[Opening INFORMATION SHOWN section]

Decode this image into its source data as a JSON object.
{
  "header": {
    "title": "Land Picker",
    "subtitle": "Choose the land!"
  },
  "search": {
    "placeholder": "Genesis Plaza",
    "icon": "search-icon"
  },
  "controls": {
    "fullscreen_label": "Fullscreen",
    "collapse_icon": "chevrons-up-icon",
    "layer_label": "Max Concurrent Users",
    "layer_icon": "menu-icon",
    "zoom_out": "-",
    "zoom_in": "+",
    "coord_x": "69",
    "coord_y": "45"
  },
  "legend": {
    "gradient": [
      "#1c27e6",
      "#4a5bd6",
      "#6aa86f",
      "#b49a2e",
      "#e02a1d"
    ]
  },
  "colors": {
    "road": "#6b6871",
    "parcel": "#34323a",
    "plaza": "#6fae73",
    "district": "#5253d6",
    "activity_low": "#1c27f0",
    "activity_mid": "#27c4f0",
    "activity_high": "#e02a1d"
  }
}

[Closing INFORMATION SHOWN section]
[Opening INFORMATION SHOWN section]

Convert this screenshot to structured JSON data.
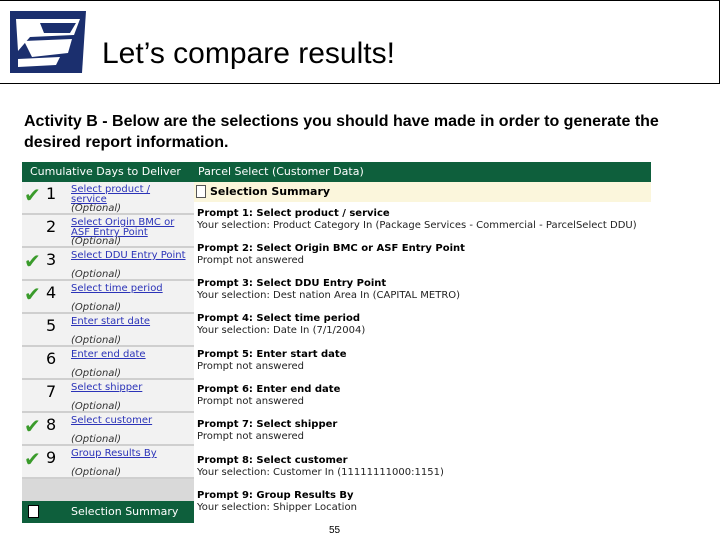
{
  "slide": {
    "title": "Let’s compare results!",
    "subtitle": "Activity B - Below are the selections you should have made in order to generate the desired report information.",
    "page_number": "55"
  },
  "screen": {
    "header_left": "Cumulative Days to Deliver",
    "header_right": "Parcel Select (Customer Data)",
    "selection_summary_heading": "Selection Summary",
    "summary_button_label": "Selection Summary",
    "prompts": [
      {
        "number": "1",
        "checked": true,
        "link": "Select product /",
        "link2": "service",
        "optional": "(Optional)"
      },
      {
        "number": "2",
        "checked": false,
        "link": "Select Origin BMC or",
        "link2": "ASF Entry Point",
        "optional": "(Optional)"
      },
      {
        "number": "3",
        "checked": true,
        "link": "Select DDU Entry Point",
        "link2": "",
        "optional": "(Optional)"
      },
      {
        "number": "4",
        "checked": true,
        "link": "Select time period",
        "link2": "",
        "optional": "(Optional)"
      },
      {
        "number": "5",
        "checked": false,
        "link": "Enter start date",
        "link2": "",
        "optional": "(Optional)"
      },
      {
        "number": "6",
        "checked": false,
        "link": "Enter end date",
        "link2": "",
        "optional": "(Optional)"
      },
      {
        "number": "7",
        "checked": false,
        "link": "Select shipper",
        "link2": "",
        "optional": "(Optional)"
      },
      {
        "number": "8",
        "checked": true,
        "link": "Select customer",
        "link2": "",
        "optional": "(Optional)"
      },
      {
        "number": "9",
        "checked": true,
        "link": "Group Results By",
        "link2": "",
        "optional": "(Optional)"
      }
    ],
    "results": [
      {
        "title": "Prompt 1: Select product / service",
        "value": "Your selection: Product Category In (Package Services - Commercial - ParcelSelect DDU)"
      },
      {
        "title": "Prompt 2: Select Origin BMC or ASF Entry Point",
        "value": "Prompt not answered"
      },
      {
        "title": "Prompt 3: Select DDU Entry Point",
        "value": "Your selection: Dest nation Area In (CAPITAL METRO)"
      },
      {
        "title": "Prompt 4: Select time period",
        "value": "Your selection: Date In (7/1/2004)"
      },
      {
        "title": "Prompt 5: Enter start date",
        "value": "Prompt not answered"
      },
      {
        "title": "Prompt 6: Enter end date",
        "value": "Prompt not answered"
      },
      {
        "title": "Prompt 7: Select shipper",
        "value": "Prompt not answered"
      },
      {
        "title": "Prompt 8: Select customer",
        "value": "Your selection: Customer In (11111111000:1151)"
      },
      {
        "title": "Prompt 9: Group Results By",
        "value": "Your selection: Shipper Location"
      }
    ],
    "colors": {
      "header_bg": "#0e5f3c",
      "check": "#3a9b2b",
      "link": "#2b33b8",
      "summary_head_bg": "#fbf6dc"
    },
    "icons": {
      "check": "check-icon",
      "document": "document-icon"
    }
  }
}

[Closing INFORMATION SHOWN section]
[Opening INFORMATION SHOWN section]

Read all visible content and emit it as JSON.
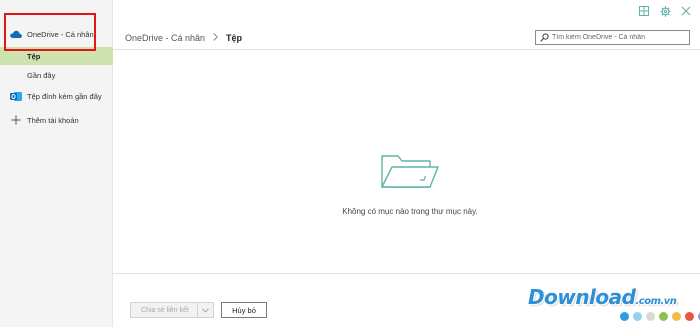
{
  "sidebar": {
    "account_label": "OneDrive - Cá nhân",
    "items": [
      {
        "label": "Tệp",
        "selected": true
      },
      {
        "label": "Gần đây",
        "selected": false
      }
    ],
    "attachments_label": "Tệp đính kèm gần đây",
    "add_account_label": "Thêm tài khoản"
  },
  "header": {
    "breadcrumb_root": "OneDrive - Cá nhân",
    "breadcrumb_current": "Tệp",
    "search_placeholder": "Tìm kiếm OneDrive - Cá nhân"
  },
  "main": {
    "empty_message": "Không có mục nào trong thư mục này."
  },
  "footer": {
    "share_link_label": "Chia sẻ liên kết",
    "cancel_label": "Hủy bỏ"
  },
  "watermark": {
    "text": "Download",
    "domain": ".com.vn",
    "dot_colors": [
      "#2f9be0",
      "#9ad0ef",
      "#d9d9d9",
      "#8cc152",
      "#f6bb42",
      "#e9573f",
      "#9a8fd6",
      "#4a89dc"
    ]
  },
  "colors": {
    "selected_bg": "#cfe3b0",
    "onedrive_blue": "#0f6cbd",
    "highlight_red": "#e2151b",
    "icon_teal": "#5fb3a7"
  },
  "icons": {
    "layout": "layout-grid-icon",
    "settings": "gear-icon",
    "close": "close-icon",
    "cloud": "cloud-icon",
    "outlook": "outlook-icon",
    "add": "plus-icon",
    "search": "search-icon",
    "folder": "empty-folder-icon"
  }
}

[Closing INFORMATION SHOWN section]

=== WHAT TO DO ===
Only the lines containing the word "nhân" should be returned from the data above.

=== FINISHED TASK ===
    "account_label": "OneDrive - Cá nhân",
    "breadcrumb_root": "OneDrive - Cá nhân",
    "search_placeholder": "Tìm kiếm OneDrive - Cá nhân"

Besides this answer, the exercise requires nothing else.